TASK REQUIREMENTS: Wherever a line in the records contains the word "true", return that line.

========================================================================

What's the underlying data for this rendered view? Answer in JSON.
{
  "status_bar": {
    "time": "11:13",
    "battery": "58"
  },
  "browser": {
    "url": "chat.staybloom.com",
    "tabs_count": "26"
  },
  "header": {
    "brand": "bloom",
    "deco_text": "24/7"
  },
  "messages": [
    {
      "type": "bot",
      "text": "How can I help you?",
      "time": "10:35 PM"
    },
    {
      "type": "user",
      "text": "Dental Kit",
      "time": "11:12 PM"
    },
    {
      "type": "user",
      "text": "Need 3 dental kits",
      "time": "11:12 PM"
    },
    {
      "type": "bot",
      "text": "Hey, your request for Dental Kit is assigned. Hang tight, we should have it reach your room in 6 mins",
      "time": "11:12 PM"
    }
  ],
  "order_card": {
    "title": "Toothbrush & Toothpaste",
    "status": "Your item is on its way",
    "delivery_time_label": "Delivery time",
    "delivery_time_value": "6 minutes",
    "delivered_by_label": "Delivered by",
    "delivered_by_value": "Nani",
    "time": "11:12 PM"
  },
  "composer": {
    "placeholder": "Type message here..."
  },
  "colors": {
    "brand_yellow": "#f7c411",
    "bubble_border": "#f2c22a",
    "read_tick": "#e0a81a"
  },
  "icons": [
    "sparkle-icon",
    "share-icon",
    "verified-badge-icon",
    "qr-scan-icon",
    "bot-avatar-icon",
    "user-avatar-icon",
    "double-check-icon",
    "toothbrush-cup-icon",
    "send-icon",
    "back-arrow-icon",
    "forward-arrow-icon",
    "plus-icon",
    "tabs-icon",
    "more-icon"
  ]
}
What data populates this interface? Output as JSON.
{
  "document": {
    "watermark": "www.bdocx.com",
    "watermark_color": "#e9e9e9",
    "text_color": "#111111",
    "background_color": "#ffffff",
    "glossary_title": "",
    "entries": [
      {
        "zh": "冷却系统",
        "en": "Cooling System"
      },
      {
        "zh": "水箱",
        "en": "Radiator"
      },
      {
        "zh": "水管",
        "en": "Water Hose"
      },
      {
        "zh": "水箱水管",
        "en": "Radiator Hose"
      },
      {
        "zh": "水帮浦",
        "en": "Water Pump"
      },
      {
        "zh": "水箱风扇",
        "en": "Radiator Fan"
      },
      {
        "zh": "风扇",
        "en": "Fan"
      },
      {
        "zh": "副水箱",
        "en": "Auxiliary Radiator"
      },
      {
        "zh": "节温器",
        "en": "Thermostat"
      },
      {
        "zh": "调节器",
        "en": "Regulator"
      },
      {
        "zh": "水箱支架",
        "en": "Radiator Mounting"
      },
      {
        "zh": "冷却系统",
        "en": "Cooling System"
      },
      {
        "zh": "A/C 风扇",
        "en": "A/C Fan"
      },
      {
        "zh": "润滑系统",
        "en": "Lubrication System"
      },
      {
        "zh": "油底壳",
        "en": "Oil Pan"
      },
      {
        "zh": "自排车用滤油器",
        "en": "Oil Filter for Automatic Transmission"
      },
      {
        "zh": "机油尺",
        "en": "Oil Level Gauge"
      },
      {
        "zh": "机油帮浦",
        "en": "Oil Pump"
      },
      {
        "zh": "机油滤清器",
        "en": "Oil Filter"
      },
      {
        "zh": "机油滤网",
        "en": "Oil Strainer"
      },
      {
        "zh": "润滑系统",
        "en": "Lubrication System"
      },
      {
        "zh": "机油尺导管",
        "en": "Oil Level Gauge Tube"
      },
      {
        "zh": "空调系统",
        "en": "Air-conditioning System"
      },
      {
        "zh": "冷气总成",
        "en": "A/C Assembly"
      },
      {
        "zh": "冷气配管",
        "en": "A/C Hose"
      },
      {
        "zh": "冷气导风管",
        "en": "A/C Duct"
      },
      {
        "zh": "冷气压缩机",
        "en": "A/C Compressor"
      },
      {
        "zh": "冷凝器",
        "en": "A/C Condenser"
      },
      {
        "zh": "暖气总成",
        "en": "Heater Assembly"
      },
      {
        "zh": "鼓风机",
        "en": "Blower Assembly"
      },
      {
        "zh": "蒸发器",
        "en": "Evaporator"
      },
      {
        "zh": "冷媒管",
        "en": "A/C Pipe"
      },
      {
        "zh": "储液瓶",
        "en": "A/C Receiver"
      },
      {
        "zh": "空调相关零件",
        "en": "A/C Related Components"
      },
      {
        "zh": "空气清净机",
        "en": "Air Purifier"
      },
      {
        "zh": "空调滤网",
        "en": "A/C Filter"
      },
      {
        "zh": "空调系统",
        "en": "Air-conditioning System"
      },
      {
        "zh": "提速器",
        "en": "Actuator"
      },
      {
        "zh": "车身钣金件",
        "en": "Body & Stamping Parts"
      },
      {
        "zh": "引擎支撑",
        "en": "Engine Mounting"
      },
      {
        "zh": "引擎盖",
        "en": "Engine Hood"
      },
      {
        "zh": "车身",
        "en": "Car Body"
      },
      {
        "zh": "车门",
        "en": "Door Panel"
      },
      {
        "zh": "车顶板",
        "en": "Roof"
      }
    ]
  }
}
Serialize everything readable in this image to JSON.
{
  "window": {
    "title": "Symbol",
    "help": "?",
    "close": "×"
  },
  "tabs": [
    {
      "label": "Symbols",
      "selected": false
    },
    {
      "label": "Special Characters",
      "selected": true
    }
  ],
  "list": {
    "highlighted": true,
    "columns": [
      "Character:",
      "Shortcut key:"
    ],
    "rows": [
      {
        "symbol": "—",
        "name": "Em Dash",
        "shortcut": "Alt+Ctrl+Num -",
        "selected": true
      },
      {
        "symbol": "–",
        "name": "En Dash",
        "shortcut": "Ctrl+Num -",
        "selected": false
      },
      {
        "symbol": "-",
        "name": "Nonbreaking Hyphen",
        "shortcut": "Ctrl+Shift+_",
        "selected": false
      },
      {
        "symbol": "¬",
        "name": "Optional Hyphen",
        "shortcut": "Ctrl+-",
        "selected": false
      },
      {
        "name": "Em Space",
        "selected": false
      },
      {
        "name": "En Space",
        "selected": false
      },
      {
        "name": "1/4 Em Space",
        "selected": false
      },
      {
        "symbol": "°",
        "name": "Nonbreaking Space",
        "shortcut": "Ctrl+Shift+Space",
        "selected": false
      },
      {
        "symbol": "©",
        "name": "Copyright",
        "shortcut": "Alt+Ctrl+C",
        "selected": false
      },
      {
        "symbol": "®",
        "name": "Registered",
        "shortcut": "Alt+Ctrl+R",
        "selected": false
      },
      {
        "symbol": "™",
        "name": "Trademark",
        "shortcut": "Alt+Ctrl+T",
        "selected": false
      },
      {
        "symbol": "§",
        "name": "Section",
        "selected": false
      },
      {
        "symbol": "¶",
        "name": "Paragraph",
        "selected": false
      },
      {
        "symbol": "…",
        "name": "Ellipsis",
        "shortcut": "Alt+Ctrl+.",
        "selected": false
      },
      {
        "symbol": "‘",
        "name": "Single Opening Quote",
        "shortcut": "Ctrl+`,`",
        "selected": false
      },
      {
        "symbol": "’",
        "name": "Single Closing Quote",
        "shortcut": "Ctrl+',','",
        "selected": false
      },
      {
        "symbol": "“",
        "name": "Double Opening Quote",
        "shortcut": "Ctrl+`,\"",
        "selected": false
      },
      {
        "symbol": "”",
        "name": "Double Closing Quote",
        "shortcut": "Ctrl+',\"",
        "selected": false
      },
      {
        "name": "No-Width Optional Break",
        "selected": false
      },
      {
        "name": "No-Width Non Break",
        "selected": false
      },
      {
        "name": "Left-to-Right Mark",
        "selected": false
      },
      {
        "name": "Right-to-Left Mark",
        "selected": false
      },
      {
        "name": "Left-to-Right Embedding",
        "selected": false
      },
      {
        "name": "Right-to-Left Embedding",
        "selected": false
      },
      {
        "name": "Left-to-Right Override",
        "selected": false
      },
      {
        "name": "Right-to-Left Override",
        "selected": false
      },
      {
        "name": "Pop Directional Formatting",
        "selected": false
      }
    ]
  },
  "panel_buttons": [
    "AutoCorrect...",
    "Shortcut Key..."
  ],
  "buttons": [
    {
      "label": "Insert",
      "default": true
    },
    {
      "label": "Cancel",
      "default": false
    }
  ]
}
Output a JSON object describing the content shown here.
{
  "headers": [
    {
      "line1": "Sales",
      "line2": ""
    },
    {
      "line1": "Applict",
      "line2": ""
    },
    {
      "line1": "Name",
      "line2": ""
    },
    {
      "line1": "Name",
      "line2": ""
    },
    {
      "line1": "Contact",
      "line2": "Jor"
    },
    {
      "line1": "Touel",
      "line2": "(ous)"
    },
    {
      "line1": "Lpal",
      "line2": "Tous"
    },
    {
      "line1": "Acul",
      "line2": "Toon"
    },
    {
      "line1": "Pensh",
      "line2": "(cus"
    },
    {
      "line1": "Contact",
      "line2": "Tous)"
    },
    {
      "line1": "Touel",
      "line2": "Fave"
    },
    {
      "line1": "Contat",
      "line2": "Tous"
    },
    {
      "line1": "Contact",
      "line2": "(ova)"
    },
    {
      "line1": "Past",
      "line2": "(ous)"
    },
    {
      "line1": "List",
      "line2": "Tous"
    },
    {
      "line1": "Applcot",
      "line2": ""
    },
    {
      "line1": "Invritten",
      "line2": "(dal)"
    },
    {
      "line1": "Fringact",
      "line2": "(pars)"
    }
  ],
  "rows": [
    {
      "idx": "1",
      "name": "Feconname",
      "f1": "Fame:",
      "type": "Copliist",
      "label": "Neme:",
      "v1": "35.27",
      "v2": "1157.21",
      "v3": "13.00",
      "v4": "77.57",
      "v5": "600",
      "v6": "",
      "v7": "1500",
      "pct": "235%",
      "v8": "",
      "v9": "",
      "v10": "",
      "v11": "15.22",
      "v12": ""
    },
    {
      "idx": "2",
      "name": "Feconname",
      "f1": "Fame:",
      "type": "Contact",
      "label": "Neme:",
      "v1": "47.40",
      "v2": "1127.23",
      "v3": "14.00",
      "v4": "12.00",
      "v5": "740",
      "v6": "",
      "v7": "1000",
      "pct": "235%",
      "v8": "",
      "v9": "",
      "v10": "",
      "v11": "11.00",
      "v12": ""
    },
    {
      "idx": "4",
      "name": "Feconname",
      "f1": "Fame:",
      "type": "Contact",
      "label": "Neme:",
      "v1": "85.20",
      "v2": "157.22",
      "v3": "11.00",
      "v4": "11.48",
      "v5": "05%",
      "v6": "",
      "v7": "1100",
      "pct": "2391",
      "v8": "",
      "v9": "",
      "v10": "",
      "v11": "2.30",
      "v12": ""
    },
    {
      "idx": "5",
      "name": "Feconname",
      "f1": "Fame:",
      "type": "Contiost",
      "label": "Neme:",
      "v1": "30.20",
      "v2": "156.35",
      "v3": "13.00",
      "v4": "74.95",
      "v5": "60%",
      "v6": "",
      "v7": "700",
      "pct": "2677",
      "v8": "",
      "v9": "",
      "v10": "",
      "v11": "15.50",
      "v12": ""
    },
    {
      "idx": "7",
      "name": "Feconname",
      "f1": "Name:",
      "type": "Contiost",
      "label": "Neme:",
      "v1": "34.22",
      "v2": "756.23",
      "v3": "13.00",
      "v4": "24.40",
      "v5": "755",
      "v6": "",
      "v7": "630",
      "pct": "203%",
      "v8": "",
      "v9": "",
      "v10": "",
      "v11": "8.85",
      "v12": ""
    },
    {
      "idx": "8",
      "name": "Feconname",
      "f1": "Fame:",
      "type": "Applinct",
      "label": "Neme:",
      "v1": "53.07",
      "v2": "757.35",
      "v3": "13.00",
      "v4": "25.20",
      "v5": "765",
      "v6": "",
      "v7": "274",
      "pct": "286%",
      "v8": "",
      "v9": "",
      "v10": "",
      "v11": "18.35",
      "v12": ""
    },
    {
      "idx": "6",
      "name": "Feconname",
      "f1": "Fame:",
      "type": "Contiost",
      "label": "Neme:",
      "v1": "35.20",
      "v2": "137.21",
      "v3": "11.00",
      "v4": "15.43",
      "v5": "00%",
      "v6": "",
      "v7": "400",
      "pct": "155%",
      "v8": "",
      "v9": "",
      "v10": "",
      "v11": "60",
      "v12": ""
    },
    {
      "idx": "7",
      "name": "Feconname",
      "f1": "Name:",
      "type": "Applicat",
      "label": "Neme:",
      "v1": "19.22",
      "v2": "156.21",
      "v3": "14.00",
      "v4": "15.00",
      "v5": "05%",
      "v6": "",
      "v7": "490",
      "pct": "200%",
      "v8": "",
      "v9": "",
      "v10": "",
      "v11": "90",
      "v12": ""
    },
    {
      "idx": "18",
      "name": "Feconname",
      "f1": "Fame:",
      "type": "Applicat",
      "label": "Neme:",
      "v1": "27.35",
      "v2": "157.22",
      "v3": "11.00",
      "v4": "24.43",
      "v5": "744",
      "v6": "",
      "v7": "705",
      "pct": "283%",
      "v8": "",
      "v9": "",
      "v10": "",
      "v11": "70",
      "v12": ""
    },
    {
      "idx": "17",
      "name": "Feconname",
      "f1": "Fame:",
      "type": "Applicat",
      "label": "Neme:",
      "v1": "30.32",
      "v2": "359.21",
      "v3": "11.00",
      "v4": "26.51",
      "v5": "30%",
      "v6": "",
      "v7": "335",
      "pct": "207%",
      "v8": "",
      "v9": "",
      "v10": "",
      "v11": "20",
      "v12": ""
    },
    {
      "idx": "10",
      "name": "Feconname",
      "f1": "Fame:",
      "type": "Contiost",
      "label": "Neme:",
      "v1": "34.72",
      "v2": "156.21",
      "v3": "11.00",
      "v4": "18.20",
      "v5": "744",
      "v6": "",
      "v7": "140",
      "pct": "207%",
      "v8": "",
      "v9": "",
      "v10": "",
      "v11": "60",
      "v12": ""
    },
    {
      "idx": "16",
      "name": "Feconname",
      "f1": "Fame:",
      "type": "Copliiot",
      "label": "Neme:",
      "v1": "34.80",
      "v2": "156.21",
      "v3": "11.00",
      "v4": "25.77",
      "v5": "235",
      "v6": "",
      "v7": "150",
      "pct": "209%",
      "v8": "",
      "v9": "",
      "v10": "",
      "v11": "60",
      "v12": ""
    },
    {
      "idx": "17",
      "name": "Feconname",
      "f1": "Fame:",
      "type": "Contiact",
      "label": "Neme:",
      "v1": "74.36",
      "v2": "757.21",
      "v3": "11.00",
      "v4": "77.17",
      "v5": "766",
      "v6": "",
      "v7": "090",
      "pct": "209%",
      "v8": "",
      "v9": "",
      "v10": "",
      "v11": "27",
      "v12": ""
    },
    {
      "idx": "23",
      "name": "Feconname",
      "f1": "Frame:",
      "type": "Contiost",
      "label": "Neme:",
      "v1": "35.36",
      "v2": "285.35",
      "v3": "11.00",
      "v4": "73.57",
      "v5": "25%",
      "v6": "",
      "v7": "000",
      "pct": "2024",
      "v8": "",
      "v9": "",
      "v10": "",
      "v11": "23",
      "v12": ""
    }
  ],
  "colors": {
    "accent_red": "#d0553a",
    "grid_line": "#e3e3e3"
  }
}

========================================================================

YOUR RESPONSE:
      "selected": true
    "highlighted": true,
        "selected": true
      "default": true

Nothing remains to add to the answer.